So once you remove that friction, certificates become much simpler to issue. Once we simplified the process, we were able to automate it by building a software system called the ACME protocol. ACME lowers the cost of each certificate Let's Encrypt issues to a fraction of a cent.
Why is your team's first paper about Let's Encrypt coming out four years after its launch?
Halderman: Because creating a new kind of certificate authority that gives out free certificates was a crazy idea. If we had written the paper before we built it, it wouldn't have gotten published. We had to prove that the economics would work, and there was no way to do that except to just build it.
Four years later, Let's Encrypt has been wildly successful. And I hope this paper, which looks back at how we built it and measures it impact on the web, can help spread some of the lessons we've learned to help other parts of the internet infrastructure work better.
What are some of those lessons and how can they help in other areas?
Halderman: Part of what makes Let's Encrypt work is that it's a neutral party operating in the public interest rather than a product of any one large tech company. That makes it something everyone can trust and that no one company has an overriding stake in.
There are other places where authentication and cooperation are necessary. For example, ISPs often work together on routing protocols that direct information around the internet. But that process itself is not encrypted and is subject to attack. That's a place where a model similar to Let's Encrypt could work well.
You mentioned that Let's Encrypt was a crazy idea in 2013. Today, it doesn't seem so crazy. How do you get from "crazy idea" to "why didn't I think of that?"
Halderman: By looking beyond the usual academic measures of success like number of papers or commercial startups. We can do that at Michigan because real-world impact is in the DNA of the College of Engineering. And to be honest, I don't think there are many other universities where this could have happened.
When we started this project, we knew that it wasn't going to become a traditional academic paper anytime soon. But people here saw that it was likely to be valuable to the world, and they supported the work—everyone from the colleagues who tenured me to the thesis committee for the Ph.D. student who helped design ACME. That support was what enabled us to drive the project all the way to success.

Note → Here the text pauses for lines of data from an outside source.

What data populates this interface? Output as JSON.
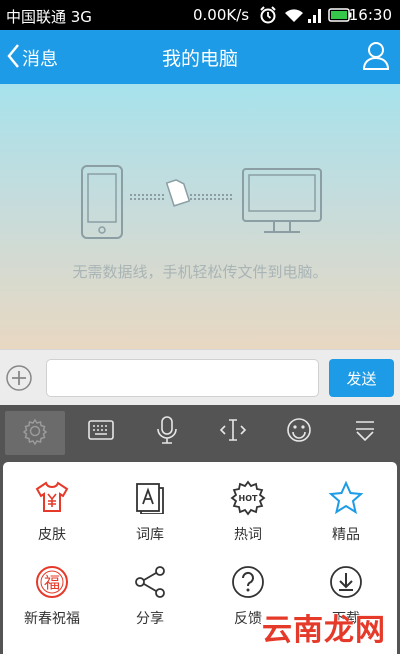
{
  "status_bar": {
    "carrier": "中国联通 3G",
    "speed": "0.00K/s",
    "time": "16:30"
  },
  "header": {
    "back_label": "消息",
    "title": "我的电脑"
  },
  "content": {
    "hint": "无需数据线，手机轻松传文件到电脑。"
  },
  "composer": {
    "input_value": "",
    "send_label": "发送"
  },
  "toolbar": {
    "icons": [
      "gear-icon",
      "keyboard-icon",
      "microphone-icon",
      "text-cursor-icon",
      "smiley-icon",
      "collapse-icon"
    ]
  },
  "panel": {
    "items": [
      {
        "label": "皮肤",
        "icon": "skin-shirt-icon"
      },
      {
        "label": "词库",
        "icon": "dictionary-icon"
      },
      {
        "label": "热词",
        "icon": "hot-badge-icon",
        "badge": "HOT"
      },
      {
        "label": "精品",
        "icon": "star-icon"
      },
      {
        "label": "新春祝福",
        "icon": "blessing-icon",
        "glyph": "福"
      },
      {
        "label": "分享",
        "icon": "share-icon"
      },
      {
        "label": "反馈",
        "icon": "question-icon"
      },
      {
        "label": "下载",
        "icon": "download-icon"
      }
    ]
  },
  "watermark": "云南龙网",
  "colors": {
    "accent": "#1d9be6",
    "red": "#e53a2a",
    "dark": "#545454"
  }
}
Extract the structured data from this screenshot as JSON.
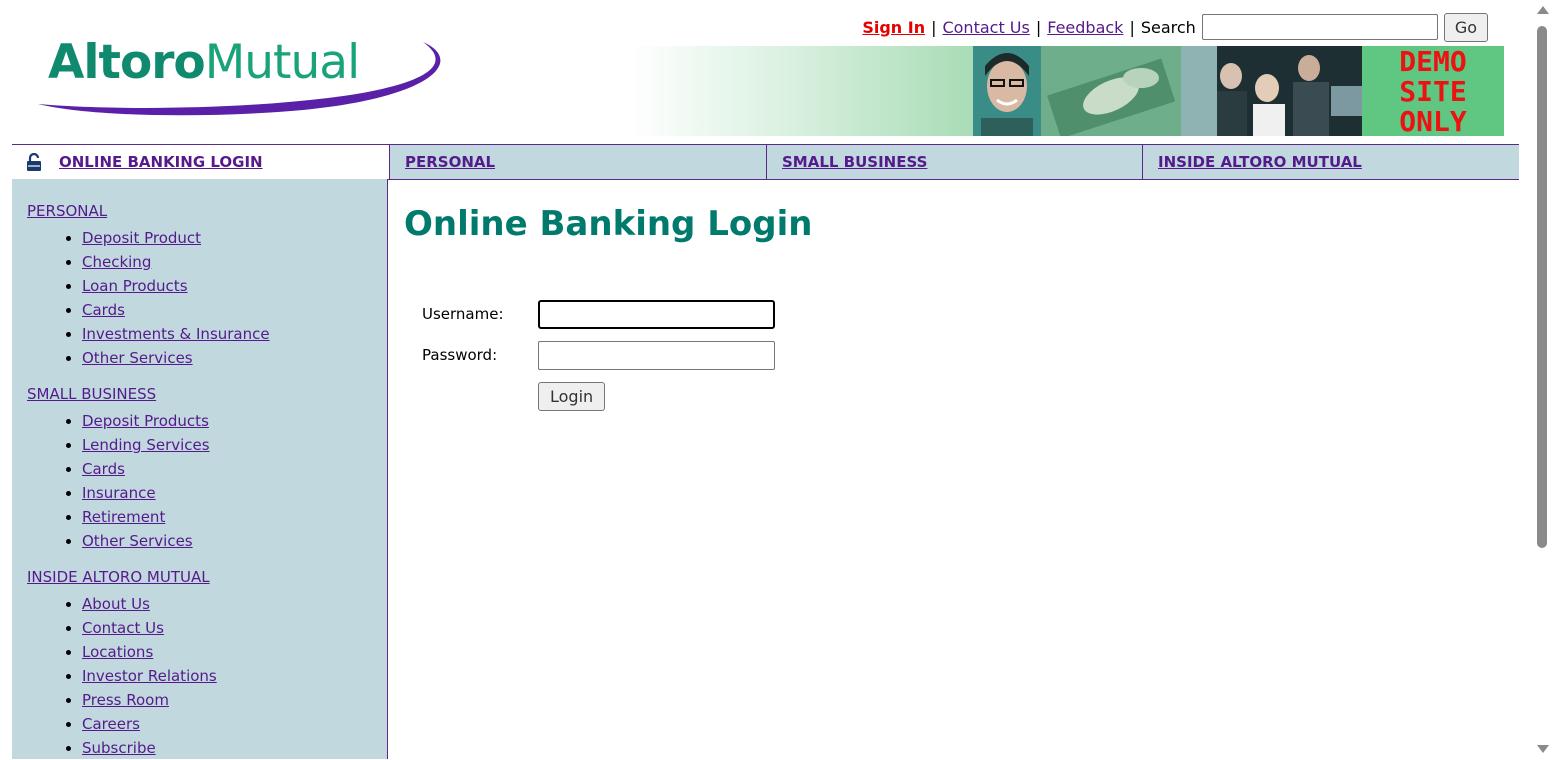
{
  "logo": {
    "part1": "Altoro",
    "part2": "Mutual"
  },
  "header": {
    "sign_in": "Sign In",
    "contact_us": "Contact Us",
    "feedback": "Feedback",
    "search_label": "Search",
    "search_value": "",
    "go": "Go",
    "separator": "|"
  },
  "banner": {
    "demo_lines": [
      "DEMO",
      "SITE",
      "ONLY"
    ]
  },
  "tabs": [
    {
      "label": "ONLINE BANKING LOGIN",
      "icon": "lock-icon"
    },
    {
      "label": "PERSONAL"
    },
    {
      "label": "SMALL BUSINESS"
    },
    {
      "label": "INSIDE ALTORO MUTUAL"
    }
  ],
  "sidebar": {
    "personal": {
      "title": "PERSONAL",
      "items": [
        "Deposit Product",
        "Checking",
        "Loan Products",
        "Cards",
        "Investments & Insurance",
        "Other Services"
      ]
    },
    "small_business": {
      "title": "SMALL BUSINESS",
      "items": [
        "Deposit Products",
        "Lending Services",
        "Cards",
        "Insurance",
        "Retirement",
        "Other Services"
      ]
    },
    "inside": {
      "title": "INSIDE ALTORO MUTUAL",
      "items": [
        "About Us",
        "Contact Us",
        "Locations",
        "Investor Relations",
        "Press Room",
        "Careers",
        "Subscribe"
      ]
    }
  },
  "main": {
    "title": "Online Banking Login",
    "username_label": "Username:",
    "username_value": "",
    "password_label": "Password:",
    "password_value": "",
    "login_button": "Login"
  },
  "colors": {
    "accent": "#007a6c",
    "nav_bg": "#c1d9de",
    "border": "#5b2a86",
    "link": "#551a8b",
    "sign_in": "#e60000"
  }
}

The paper, Let's Encrypt: An Automated Certificate Authority to Encrypt the Entire Web, will be presented Nov. 14 at the ACM Conference on Computer and Communications Security in London.
Provided by University of Michigan